▶ _Work order_:
From the entries below, gather every line containing the string "MZSF".

(Saved data entries)
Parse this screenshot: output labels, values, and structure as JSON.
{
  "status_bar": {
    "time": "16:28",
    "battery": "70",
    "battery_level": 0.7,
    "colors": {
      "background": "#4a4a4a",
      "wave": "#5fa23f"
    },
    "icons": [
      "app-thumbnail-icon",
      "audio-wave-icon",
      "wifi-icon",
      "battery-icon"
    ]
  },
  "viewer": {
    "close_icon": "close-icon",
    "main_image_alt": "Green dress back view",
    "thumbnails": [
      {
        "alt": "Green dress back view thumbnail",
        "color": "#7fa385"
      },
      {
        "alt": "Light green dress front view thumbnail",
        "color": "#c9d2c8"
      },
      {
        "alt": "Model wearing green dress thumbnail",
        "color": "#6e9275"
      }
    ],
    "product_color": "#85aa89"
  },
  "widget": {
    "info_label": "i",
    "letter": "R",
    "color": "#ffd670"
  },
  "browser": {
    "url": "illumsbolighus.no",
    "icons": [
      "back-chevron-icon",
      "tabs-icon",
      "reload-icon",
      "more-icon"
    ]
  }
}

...

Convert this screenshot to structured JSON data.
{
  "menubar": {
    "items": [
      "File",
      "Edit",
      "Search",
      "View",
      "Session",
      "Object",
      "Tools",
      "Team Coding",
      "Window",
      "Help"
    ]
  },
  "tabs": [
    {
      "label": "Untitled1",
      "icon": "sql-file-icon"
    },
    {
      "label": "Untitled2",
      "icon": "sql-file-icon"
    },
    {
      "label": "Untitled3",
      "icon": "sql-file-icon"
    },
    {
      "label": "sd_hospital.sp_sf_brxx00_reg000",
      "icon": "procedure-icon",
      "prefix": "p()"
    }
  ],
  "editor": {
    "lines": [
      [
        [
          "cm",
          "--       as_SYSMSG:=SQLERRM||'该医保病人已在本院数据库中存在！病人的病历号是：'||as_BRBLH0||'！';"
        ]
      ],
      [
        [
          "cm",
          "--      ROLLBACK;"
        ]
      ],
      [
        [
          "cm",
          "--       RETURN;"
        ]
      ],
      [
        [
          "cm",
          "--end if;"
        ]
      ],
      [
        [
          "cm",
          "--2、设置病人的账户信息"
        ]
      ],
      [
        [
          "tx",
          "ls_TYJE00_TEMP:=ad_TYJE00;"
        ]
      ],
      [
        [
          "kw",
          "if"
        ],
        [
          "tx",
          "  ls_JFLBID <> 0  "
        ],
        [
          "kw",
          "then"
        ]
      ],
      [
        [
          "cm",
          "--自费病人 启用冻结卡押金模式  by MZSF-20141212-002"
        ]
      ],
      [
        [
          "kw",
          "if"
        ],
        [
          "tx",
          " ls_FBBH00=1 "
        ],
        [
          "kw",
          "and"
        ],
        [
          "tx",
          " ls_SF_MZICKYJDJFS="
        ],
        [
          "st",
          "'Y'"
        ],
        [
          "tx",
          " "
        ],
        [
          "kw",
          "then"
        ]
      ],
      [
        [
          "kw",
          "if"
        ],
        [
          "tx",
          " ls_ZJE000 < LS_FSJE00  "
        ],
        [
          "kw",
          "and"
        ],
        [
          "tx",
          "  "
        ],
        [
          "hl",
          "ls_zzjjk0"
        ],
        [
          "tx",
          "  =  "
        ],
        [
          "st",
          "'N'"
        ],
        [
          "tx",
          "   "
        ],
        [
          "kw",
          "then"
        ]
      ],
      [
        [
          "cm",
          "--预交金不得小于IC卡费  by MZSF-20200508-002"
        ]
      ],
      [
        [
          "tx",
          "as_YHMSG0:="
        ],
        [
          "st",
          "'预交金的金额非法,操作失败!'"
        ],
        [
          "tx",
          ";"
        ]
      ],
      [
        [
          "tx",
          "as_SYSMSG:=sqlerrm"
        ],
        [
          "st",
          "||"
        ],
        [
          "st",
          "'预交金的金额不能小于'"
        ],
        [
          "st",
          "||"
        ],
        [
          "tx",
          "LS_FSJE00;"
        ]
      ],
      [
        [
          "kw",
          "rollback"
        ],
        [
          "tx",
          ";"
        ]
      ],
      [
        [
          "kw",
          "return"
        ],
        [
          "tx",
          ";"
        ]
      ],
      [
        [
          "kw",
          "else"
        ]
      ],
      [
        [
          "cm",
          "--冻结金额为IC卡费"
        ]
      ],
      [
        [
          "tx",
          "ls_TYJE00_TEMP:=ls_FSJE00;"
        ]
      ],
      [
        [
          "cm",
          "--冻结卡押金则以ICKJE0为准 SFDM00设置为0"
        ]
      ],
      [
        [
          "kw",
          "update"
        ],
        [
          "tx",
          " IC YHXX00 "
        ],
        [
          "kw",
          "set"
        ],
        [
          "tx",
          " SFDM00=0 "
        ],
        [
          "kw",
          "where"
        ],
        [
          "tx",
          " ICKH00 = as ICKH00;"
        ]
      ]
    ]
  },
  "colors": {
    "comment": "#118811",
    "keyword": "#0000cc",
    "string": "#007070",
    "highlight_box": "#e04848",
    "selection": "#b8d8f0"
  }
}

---

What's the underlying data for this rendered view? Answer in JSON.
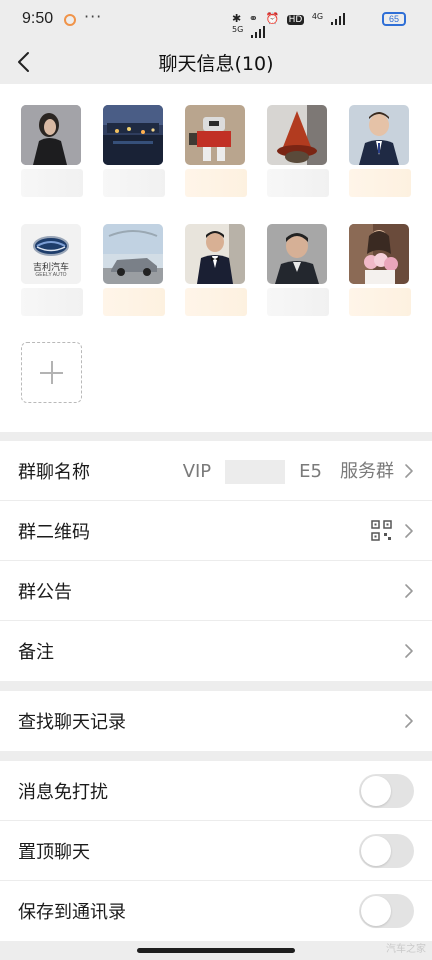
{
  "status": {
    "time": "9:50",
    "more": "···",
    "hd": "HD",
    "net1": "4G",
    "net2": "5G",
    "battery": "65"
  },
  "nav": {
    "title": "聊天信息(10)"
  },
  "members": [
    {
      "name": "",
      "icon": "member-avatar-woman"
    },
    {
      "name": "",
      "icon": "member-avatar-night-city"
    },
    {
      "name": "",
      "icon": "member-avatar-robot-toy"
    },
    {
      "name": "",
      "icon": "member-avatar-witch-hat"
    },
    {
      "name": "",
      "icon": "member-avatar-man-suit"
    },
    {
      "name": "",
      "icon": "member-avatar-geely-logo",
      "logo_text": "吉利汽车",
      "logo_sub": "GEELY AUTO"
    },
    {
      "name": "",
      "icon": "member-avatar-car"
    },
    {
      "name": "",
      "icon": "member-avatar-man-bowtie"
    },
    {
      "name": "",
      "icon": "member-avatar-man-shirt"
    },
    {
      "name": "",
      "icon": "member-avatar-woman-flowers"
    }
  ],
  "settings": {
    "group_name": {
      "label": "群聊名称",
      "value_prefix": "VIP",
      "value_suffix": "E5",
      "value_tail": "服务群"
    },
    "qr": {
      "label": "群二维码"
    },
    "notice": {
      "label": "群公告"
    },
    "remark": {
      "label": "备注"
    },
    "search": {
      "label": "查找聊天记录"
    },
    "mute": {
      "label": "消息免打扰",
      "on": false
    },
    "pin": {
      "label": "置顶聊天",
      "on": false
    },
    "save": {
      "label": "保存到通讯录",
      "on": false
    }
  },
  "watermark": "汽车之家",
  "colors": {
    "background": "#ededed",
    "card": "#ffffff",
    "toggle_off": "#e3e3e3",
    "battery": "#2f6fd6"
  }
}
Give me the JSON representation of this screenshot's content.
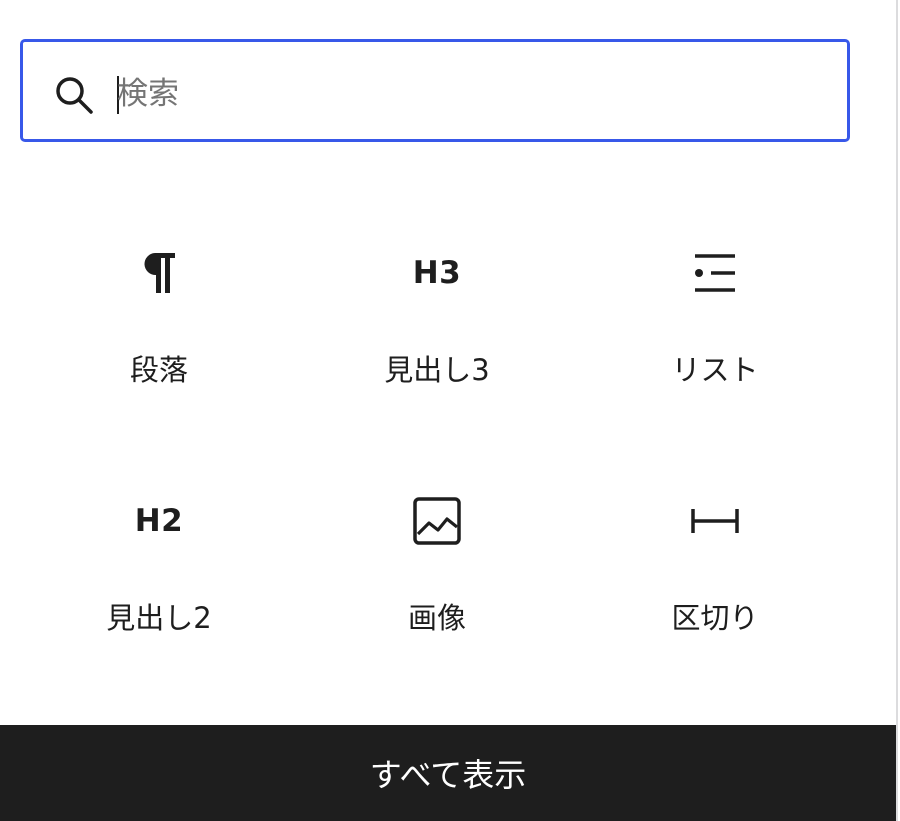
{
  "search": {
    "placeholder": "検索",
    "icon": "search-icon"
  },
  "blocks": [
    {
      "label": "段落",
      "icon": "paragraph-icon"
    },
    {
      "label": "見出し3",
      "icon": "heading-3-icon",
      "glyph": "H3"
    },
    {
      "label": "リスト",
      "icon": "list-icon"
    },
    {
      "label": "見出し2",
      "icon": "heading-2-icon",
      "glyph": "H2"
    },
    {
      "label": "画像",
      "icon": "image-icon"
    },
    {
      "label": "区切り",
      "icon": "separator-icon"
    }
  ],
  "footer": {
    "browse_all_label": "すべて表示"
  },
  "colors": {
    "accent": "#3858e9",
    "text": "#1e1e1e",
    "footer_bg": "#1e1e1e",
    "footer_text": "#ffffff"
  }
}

▶ _Response box_:
          "--自费病人 启用冻结卡押金模式  by MZSF-20141212-002"
          "--预交金不得小于IC卡费  by MZSF-20200508-002"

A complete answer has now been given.